Anger at Turkish government erupts at earthquake anniversary vigil
Over 10,000 people convened early Tuesday for a vigil marking the first anniversary of the earthquakes that devastated southeastern Turkey, protesting what they labeled as government negligence in the aftermath. The 7.8 magnitude quake, Turkey's deadliest disaster in recent history, razed towns and parts of cities in the southeast and neighboring Syria, killing over 50,000 in Turkey, and around 5,900 in Syria, and displacing millions.
In Hatay, the hardest-hit Turkish province, attendees demanded resignations from the government and local officials at the vigil, booing during speeches and barring officials from the memorial. In Hatay's main square, as Health Minister Fahrettin Koca spoke, some chanted, "Can anybody hear my voice?"—a reference to the desperate calls from beneath the rubble while awaiting rescue. Residents argue many deaths resulted not from the initial collapses but from the prolonged entrapment in the cold.
Following the vigil, mourners threw flowers into the Asi River, flowing through Hatay. Merve Gursel, mourning her aunt, her aunt's husband and her cousins lost in the quake, named each as she released a carnation into the water. "These people were alone that day. Their agony stems from not being rescued, from their cries going unheard," she stated.
Nesibe Duzgun, who also participated in the flower tribute, said it symbolized unity among Hatay's residents.

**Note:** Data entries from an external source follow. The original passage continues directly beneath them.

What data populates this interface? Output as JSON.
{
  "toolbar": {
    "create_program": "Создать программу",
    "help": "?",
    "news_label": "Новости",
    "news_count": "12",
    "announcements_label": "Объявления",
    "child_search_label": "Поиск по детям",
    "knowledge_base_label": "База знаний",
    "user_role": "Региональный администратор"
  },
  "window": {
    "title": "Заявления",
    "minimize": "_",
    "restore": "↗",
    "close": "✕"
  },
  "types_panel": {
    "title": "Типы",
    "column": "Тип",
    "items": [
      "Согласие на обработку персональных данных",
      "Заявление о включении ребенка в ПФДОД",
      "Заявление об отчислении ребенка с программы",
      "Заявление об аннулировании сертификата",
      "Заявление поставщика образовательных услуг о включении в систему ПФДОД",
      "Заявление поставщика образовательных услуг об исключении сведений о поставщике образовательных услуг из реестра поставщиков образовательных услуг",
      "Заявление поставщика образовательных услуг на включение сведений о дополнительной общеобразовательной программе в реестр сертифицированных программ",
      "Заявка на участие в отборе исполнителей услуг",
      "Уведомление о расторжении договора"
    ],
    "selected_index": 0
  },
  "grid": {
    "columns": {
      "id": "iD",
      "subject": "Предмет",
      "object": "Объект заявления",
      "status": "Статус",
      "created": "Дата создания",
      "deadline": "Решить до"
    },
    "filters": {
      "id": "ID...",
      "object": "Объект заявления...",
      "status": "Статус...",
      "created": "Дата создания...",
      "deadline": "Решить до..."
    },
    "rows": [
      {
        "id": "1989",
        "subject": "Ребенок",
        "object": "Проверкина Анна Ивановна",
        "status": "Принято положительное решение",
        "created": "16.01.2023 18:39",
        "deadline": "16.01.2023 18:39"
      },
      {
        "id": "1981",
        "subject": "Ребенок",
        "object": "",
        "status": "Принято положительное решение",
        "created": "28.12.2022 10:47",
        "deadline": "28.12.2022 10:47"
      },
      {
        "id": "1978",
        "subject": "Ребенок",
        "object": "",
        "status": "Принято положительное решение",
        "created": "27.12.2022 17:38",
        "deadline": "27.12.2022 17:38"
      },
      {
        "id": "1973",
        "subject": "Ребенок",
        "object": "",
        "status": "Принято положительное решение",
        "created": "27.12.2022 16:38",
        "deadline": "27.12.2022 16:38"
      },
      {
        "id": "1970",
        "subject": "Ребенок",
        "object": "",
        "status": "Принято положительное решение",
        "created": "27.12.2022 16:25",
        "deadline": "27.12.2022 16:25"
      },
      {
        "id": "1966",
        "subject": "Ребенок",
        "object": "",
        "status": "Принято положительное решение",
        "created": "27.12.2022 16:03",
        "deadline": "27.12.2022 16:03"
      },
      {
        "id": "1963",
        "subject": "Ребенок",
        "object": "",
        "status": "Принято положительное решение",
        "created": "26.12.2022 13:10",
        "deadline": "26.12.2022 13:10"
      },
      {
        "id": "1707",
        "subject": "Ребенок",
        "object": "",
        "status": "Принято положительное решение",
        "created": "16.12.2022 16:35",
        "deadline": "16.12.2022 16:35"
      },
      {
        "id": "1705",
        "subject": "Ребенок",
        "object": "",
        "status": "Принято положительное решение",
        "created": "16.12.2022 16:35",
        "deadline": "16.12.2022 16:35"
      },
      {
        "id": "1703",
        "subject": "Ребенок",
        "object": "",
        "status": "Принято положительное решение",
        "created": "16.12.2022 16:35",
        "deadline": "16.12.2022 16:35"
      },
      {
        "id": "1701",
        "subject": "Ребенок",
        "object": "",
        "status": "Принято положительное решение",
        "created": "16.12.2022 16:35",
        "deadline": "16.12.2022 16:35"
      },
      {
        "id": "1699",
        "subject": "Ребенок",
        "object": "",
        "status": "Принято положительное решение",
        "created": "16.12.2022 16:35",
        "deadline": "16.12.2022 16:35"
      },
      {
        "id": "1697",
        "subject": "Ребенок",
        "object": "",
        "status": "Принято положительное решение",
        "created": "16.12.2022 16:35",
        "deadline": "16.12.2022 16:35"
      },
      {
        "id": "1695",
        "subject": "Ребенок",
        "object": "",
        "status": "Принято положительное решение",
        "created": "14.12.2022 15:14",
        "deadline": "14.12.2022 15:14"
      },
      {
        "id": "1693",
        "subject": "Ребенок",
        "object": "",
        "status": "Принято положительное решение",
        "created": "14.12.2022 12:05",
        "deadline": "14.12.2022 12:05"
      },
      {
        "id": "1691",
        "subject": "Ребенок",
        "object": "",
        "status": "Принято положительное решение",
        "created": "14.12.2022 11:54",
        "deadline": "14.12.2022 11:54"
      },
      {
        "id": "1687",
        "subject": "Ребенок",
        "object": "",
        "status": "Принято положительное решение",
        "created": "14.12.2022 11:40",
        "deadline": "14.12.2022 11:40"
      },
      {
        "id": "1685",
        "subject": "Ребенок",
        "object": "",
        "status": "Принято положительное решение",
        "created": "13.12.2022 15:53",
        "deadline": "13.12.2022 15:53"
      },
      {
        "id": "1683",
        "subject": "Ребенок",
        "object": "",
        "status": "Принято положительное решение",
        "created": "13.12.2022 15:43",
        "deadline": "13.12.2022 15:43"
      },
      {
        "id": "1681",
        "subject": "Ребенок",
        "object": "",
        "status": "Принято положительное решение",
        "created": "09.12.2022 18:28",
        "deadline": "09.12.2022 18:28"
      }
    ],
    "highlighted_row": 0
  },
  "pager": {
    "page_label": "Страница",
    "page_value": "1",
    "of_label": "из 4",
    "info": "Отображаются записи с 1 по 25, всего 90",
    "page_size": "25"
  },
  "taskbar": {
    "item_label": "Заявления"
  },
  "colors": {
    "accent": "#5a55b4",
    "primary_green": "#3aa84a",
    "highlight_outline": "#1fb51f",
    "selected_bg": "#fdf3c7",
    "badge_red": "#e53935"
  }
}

President Tayyip Erdogan acknowledged on social media that the earthquake's pain remains acute, praising his government's immediate response to "the disaster of the century" and highlighting the nation's unity. Yet, Hatay resident Nurul Sabah Aksu criticized the government's response, lamenting the abandonment and questioning the neglect: "Thousands died here. Where were they? Why was Hatay left to suffer? Why were we forgotten?"